EXERCISE DATA
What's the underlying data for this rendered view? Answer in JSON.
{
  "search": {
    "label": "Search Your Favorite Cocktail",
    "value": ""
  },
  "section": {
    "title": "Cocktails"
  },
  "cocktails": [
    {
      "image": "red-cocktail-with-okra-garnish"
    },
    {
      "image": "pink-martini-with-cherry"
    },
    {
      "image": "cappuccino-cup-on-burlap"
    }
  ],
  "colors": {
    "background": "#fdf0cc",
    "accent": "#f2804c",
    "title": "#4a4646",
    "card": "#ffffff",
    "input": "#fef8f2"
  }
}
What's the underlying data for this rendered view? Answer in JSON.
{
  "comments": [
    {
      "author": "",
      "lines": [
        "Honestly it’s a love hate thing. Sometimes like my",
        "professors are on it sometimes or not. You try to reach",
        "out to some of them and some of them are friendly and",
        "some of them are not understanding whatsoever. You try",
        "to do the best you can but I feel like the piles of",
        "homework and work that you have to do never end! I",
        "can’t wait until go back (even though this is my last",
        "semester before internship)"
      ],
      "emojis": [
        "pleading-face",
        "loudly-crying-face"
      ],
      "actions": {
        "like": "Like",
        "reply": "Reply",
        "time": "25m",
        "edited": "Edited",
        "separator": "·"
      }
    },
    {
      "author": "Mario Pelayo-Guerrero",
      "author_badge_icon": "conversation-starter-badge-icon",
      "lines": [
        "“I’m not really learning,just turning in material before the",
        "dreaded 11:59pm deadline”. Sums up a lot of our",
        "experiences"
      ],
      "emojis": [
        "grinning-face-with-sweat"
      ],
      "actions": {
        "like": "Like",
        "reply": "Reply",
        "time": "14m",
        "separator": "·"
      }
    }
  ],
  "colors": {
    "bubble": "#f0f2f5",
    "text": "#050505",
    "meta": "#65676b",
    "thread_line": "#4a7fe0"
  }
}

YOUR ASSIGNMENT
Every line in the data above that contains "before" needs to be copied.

ANSWER FOR THIS EXERCISE
        "semester before internship)"
        "“I’m not really learning,just turning in material before the",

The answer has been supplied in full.